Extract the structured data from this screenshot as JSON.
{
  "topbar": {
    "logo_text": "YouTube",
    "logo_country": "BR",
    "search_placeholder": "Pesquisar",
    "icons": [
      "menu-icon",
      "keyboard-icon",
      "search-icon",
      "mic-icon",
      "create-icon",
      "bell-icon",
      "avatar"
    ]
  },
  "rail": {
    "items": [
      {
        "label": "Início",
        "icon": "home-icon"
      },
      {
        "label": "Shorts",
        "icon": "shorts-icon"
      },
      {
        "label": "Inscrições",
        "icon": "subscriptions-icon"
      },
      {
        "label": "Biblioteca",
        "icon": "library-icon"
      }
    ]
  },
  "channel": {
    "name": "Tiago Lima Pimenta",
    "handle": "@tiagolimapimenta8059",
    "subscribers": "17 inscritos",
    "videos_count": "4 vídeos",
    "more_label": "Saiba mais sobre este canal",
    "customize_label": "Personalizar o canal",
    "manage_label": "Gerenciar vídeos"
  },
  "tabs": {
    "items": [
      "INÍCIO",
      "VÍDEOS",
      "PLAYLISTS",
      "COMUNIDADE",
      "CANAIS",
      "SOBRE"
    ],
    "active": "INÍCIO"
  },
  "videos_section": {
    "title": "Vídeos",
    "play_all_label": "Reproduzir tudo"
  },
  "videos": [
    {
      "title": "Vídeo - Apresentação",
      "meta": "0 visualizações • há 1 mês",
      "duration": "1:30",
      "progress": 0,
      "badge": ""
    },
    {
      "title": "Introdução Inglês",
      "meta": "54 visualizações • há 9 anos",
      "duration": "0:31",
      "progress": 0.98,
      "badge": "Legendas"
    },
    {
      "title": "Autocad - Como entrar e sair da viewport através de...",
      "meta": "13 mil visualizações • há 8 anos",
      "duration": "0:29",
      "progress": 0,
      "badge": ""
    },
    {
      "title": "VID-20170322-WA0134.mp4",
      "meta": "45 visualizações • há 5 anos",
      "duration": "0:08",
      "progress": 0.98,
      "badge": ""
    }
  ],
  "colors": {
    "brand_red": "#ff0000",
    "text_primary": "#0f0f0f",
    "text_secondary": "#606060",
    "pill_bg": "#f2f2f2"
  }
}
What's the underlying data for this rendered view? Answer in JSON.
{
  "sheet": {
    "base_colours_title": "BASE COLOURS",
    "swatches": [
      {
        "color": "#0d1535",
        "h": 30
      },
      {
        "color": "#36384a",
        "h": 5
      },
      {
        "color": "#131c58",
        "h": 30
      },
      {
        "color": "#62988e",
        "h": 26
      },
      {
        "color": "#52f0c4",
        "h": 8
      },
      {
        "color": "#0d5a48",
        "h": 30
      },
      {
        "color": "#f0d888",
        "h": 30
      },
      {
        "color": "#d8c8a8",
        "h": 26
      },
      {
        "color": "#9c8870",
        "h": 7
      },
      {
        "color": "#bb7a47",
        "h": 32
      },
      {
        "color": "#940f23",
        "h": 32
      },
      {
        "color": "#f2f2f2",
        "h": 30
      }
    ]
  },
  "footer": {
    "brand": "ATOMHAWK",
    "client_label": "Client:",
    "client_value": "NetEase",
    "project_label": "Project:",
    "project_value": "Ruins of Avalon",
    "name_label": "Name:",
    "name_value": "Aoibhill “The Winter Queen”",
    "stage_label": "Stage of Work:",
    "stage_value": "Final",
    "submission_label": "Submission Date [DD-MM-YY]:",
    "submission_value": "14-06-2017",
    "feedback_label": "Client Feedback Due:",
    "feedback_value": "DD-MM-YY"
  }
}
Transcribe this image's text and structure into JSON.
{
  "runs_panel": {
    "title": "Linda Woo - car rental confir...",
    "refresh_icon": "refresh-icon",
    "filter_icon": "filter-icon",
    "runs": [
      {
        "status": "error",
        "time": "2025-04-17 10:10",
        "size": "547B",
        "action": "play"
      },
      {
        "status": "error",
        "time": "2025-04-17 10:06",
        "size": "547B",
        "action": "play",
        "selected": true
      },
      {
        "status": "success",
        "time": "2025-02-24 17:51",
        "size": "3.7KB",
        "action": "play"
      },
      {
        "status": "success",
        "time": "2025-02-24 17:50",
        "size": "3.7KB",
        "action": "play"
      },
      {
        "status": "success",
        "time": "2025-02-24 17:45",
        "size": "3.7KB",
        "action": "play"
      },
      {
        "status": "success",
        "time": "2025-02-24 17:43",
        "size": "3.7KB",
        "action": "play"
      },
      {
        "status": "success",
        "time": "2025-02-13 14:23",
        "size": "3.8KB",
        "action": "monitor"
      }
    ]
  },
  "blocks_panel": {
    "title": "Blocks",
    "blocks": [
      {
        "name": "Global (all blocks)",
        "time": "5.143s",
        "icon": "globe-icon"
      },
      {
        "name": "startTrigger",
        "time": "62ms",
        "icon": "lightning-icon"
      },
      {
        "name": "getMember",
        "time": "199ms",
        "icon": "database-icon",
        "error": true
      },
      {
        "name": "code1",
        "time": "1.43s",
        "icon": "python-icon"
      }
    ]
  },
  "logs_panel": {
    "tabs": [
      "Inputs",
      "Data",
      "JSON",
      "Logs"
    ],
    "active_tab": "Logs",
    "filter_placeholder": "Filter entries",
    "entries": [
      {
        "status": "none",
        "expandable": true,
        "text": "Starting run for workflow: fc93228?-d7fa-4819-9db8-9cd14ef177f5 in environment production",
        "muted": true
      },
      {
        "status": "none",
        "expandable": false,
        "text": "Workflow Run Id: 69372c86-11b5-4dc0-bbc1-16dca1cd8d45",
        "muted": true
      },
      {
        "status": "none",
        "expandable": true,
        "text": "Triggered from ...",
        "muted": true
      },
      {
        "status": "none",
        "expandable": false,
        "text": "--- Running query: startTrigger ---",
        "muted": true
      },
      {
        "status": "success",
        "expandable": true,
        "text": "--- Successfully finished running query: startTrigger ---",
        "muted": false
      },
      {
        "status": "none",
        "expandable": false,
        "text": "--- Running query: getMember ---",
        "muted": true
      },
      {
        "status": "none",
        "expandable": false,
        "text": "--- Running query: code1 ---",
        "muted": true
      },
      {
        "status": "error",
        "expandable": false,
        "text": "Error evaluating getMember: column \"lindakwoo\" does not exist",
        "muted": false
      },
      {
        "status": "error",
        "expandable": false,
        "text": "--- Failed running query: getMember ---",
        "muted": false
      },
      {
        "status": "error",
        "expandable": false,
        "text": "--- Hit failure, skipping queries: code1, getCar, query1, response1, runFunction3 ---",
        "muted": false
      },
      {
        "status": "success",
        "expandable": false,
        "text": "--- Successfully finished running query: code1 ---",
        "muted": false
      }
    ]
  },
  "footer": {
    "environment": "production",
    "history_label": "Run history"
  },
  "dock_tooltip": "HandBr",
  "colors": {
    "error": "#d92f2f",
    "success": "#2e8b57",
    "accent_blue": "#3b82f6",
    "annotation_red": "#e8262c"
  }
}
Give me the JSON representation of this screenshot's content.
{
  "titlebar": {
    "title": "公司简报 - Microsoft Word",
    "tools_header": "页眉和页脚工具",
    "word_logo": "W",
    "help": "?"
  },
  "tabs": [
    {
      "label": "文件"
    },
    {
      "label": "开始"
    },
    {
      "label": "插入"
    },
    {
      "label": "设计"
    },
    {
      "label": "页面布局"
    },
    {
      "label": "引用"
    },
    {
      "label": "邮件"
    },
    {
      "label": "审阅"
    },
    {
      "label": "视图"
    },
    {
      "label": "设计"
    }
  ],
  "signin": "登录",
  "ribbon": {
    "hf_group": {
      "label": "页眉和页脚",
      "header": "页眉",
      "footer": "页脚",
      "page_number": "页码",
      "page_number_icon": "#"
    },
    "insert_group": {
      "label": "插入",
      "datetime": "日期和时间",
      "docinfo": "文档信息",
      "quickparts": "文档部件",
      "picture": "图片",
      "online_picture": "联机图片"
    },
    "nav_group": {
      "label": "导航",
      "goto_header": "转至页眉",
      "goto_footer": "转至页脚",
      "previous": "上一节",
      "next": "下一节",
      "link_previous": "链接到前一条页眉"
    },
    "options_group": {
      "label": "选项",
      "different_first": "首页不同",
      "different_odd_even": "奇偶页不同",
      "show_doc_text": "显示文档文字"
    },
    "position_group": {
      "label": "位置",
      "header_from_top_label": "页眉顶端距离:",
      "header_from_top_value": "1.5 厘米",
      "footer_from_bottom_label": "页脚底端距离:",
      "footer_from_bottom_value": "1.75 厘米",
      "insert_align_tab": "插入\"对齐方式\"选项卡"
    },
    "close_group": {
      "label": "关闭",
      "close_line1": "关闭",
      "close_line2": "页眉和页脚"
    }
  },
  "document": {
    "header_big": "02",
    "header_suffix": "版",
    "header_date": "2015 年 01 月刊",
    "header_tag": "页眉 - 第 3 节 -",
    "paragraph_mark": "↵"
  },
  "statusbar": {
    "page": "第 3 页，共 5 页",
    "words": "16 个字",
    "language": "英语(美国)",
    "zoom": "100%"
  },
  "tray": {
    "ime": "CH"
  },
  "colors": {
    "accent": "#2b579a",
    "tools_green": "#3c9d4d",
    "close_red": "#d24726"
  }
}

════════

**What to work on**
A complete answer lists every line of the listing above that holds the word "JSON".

**Solution for this problem**
Extract the structured data from this screenshot as JSON.
What's the underlying data for this rendered view? Answer in JSON.
Transcribe this image's text and structure into JSON.
      "JSON",
Give me the JSON representation of this screenshot's content.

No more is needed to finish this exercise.